[Records excerpted from a collection]
::::

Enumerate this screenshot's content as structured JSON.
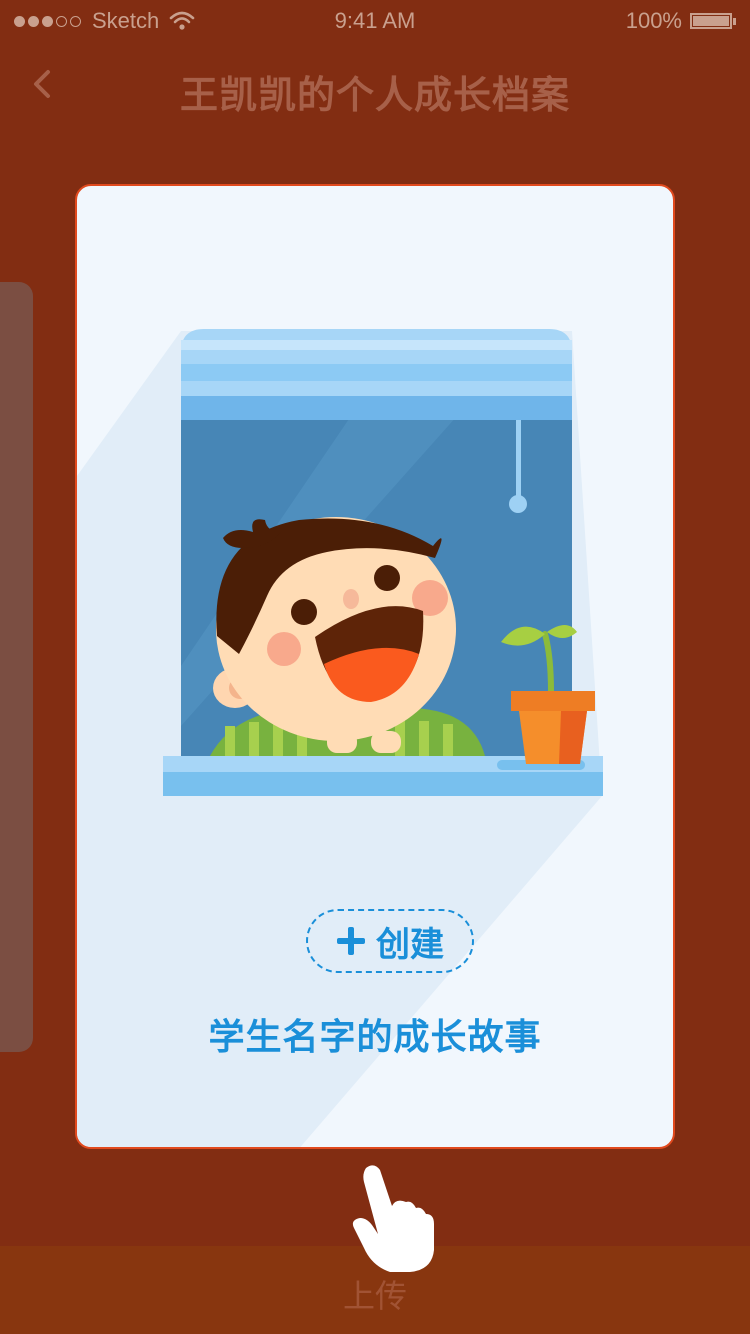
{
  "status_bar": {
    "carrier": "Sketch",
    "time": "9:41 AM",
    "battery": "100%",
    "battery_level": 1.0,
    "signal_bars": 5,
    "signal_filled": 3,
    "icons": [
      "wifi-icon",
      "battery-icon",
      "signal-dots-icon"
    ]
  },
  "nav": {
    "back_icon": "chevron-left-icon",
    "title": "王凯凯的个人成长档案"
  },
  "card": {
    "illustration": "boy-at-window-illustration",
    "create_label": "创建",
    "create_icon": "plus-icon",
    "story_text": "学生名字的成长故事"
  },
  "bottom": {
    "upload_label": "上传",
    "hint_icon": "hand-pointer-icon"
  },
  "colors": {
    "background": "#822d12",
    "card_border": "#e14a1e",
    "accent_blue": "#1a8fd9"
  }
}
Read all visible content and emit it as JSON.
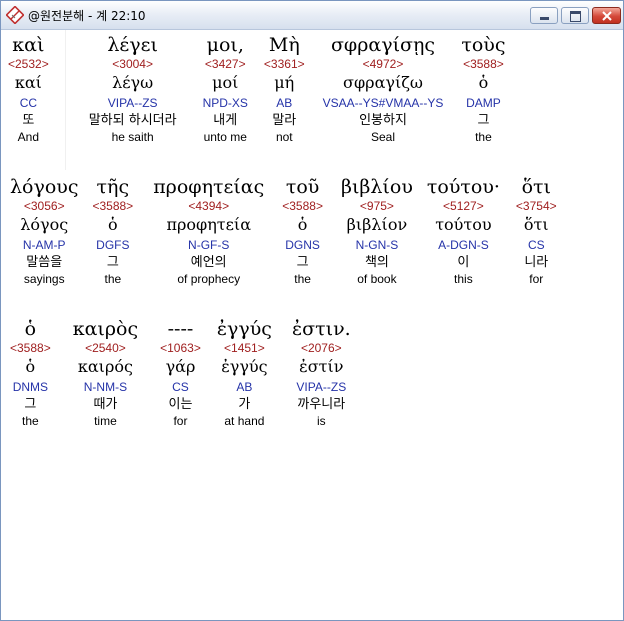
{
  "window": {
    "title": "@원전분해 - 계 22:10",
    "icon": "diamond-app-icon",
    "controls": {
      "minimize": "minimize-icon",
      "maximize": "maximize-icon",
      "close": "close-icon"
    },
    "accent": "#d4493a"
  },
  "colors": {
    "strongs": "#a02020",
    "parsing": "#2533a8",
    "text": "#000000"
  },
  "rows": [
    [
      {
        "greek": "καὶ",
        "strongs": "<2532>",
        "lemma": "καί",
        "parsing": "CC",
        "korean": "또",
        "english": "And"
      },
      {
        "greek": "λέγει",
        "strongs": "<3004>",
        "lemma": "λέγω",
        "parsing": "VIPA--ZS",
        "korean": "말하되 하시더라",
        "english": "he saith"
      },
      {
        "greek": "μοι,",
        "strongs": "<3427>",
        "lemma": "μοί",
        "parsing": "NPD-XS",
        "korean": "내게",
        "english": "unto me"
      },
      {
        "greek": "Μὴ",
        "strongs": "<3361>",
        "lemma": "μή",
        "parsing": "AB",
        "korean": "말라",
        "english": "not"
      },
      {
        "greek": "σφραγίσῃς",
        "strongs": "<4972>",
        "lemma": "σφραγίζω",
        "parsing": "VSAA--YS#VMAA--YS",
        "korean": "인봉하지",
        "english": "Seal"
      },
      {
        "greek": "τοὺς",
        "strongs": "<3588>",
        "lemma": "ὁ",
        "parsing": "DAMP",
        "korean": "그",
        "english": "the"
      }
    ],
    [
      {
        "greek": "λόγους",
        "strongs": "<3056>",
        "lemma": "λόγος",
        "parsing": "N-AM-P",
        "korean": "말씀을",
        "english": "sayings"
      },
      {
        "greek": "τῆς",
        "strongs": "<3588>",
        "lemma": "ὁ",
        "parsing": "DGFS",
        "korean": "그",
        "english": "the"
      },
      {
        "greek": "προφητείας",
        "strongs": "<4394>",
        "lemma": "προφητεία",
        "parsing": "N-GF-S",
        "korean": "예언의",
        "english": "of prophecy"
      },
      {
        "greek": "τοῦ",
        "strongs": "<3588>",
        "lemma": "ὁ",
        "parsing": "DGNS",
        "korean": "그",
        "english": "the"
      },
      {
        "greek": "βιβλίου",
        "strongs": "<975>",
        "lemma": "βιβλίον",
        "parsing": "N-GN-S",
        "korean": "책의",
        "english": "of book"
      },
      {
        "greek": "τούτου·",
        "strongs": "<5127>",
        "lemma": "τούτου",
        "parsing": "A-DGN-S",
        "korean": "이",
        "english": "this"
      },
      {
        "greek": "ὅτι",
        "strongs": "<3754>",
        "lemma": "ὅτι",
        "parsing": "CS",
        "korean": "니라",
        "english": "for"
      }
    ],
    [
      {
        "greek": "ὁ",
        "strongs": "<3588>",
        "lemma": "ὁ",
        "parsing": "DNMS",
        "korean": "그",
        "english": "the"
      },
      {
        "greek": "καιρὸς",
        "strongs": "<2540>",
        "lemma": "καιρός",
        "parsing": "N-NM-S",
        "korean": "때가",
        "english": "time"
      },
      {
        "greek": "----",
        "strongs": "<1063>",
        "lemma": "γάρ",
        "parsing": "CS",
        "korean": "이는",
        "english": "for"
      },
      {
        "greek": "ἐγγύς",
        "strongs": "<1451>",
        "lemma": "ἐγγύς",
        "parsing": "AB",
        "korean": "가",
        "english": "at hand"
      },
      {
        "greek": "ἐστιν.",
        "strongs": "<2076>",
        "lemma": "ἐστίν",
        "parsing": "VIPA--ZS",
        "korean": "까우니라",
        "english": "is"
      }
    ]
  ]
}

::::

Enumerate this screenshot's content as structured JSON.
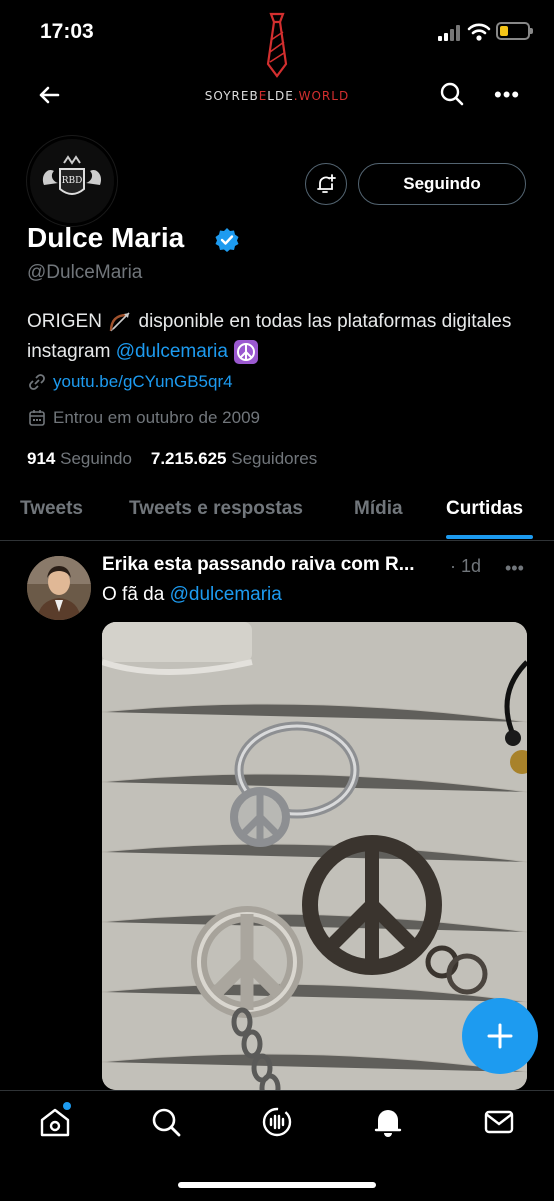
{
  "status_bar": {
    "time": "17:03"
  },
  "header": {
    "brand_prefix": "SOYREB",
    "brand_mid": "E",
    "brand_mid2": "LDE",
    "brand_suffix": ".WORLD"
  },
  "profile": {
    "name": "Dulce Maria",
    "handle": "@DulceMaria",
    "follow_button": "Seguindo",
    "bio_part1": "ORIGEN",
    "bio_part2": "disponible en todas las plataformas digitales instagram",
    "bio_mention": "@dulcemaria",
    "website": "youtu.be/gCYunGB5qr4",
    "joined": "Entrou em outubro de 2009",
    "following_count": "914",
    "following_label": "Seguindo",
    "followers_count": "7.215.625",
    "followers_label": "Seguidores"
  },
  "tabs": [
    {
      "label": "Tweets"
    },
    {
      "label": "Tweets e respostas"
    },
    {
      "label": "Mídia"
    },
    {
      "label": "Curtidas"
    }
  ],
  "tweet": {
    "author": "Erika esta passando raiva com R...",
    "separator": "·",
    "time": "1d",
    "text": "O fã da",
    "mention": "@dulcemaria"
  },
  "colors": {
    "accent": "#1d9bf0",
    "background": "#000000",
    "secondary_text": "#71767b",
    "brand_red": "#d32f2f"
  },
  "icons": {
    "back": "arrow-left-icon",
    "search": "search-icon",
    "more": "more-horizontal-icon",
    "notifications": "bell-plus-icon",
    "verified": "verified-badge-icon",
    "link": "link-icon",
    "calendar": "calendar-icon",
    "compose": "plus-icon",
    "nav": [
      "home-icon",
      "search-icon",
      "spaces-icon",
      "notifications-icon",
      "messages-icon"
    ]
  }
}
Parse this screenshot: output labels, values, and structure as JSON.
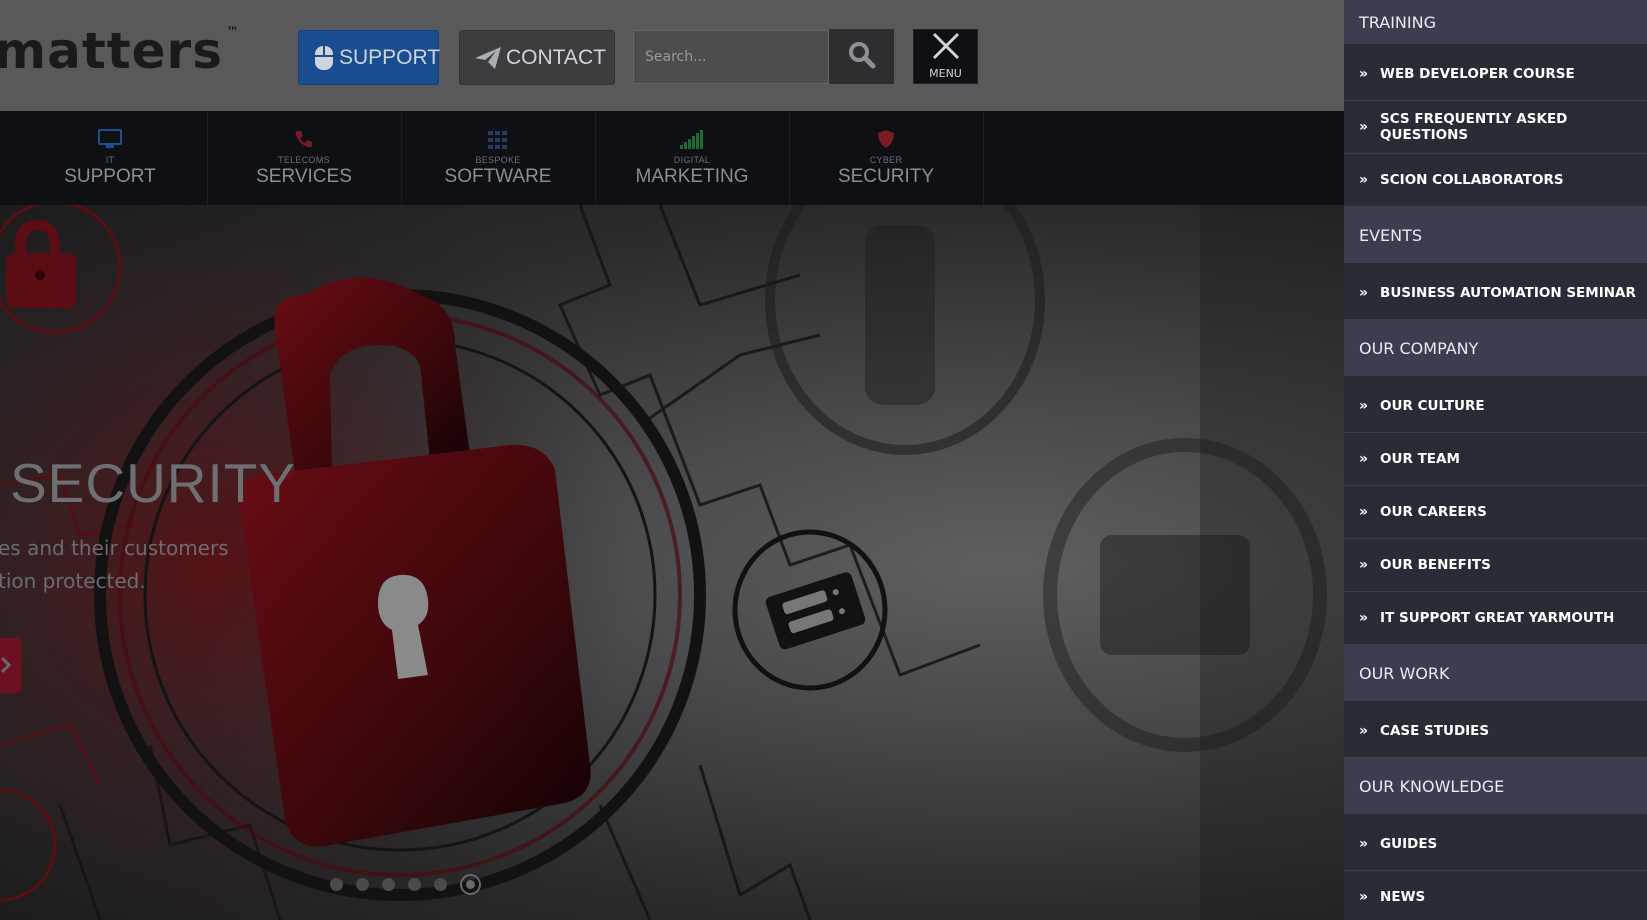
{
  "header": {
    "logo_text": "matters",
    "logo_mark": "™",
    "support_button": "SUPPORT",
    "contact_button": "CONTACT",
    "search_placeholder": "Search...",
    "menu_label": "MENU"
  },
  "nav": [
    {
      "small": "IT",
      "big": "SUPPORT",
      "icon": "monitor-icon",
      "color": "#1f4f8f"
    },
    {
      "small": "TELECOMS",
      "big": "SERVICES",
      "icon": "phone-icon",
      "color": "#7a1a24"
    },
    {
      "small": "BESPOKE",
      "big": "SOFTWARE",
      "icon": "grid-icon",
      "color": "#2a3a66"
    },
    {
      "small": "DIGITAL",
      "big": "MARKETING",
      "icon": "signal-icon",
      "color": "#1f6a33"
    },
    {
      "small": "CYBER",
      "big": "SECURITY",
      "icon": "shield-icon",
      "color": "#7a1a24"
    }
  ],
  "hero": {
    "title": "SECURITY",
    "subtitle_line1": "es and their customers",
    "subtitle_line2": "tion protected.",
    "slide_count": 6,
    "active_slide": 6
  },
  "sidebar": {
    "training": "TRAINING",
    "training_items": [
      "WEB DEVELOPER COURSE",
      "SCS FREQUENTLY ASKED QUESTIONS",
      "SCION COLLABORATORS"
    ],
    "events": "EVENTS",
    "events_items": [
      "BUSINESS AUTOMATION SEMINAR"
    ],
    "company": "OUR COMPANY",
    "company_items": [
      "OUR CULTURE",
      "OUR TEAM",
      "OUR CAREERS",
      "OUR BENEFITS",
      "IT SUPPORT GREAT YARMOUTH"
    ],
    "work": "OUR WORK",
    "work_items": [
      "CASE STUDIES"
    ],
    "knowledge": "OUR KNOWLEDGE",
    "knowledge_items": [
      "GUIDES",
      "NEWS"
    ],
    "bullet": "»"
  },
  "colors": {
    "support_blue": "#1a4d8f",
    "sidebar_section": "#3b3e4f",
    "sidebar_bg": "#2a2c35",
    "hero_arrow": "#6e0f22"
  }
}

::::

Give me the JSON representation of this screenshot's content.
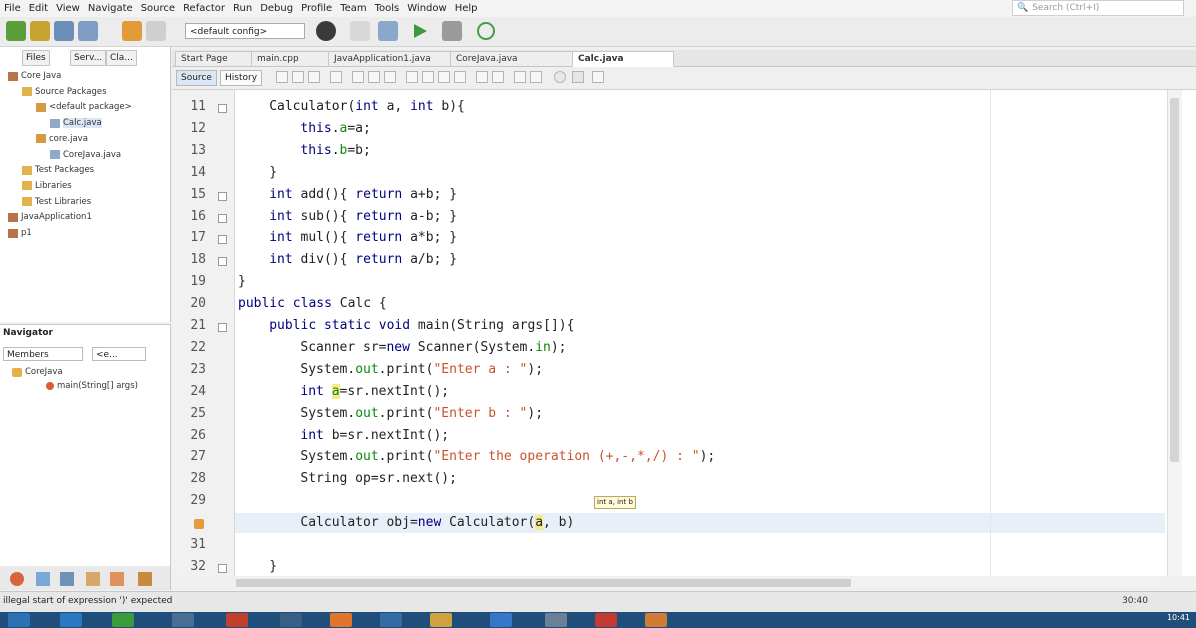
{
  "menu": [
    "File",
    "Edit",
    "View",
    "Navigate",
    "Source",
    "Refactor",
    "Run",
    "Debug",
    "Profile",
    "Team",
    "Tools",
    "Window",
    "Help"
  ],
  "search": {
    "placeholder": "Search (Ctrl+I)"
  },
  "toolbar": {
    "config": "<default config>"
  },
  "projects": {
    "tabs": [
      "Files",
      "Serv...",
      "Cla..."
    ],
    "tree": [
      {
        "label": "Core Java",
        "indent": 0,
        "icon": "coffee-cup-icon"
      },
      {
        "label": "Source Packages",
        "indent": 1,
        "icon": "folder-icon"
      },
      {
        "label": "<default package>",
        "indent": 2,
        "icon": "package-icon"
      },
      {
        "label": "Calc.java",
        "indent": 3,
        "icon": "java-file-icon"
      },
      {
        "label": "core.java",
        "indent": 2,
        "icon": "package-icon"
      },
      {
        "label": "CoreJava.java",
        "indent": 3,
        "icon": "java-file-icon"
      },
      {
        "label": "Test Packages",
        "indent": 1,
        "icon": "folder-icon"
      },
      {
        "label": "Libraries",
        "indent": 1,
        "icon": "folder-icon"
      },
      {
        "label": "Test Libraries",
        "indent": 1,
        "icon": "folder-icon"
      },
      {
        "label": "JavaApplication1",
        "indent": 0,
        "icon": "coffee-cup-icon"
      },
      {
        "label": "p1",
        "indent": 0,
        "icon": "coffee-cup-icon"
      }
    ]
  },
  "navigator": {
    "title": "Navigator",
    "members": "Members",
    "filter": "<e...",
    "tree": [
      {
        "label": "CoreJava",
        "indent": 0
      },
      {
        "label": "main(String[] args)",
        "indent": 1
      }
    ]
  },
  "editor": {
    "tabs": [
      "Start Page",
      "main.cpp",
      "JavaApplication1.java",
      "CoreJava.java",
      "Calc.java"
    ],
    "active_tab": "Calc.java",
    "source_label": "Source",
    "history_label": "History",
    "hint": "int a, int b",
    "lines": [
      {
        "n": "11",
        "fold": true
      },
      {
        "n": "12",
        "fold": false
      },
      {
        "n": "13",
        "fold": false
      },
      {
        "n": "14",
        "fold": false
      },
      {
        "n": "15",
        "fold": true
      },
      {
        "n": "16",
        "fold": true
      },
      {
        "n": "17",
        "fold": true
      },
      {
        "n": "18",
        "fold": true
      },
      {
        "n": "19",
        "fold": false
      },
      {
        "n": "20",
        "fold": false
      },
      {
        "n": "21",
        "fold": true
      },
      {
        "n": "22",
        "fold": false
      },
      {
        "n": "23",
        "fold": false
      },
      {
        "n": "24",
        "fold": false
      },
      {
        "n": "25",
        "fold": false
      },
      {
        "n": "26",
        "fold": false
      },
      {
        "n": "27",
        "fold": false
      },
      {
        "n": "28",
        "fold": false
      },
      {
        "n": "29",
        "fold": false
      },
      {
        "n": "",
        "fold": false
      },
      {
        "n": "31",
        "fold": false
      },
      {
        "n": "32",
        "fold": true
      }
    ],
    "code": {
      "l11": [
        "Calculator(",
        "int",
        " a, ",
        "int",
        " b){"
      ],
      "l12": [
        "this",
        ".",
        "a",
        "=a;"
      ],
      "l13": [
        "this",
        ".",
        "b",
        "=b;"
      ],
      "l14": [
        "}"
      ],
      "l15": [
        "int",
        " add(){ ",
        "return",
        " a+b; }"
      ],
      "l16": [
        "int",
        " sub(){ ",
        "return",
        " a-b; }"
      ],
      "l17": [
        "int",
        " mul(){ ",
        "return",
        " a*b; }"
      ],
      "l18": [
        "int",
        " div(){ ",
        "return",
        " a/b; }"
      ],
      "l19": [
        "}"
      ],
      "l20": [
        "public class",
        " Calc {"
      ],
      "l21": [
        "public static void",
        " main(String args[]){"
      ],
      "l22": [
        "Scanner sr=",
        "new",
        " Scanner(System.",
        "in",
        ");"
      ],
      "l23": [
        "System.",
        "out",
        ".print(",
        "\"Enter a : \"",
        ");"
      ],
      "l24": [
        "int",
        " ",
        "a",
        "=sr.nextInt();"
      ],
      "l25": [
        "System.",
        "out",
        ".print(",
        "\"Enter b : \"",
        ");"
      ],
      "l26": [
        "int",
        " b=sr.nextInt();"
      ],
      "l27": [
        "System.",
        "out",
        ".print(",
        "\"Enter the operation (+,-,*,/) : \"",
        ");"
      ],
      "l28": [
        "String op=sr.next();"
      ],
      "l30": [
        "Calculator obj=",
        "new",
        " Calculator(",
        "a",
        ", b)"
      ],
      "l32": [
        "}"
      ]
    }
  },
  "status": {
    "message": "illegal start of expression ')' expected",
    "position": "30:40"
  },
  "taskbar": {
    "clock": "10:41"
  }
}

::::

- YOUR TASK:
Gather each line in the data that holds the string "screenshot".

- YOUR SOLUTION:
Enumerate this screenshot's content as structured JSON.
Enumerate this screenshot's content as structured JSON.
Parse this screenshot: output labels, values, and structure as JSON.
Give me the JSON representation of this screenshot's content.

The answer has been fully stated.